INSTRUCTIONS FOR THE TASK:
Retype each entry. Leave every word as it is.

Records from a data source:
Start of Block

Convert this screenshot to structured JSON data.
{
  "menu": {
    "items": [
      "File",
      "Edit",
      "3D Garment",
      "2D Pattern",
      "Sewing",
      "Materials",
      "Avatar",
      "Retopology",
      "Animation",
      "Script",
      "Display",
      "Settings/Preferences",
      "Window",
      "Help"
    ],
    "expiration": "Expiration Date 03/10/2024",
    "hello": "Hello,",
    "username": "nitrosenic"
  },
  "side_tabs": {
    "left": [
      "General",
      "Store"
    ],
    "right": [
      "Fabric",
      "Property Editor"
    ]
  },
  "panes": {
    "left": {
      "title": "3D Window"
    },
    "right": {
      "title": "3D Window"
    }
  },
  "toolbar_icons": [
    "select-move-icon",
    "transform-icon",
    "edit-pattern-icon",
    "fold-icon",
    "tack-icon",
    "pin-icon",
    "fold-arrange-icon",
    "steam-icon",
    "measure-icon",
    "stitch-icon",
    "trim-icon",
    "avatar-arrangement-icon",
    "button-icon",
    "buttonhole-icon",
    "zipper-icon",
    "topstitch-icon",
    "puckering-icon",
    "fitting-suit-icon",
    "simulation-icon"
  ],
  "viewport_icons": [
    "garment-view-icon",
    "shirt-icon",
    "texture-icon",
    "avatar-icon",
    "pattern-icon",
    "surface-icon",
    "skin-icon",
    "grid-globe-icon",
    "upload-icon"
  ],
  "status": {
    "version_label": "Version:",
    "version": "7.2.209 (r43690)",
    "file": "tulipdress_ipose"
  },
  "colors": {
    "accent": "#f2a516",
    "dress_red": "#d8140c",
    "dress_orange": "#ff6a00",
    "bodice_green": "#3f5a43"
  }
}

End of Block

OUTPUT FOR THIS EXERCISE:
Convert this screenshot to structured JSON data.
{
  "menu": {
    "items": [
      "File",
      "Edit",
      "3D Garment",
      "2D Pattern",
      "Sewing",
      "Materials",
      "Avatar",
      "Retopology",
      "Animation",
      "Script",
      "Display",
      "Settings/Preferences",
      "Window",
      "Help"
    ],
    "expiration": "Expiration Date 03/10/2024",
    "hello": "Hello,",
    "username": "nitrosenic"
  },
  "side_tabs": {
    "left": [
      "General",
      "Store"
    ],
    "right": [
      "Fabric",
      "Property Editor"
    ]
  },
  "panes": {
    "left": {
      "title": "3D Window"
    },
    "right": {
      "title": "3D Window"
    }
  },
  "toolbar_icons": [
    "select-move-icon",
    "transform-icon",
    "edit-pattern-icon",
    "fold-icon",
    "tack-icon",
    "pin-icon",
    "fold-arrange-icon",
    "steam-icon",
    "measure-icon",
    "stitch-icon",
    "trim-icon",
    "avatar-arrangement-icon",
    "button-icon",
    "buttonhole-icon",
    "zipper-icon",
    "topstitch-icon",
    "puckering-icon",
    "fitting-suit-icon",
    "simulation-icon"
  ],
  "viewport_icons": [
    "garment-view-icon",
    "shirt-icon",
    "texture-icon",
    "avatar-icon",
    "pattern-icon",
    "surface-icon",
    "skin-icon",
    "grid-globe-icon",
    "upload-icon"
  ],
  "status": {
    "version_label": "Version:",
    "version": "7.2.209 (r43690)",
    "file": "tulipdress_ipose"
  },
  "colors": {
    "accent": "#f2a516",
    "dress_red": "#d8140c",
    "dress_orange": "#ff6a00",
    "bodice_green": "#3f5a43"
  }
}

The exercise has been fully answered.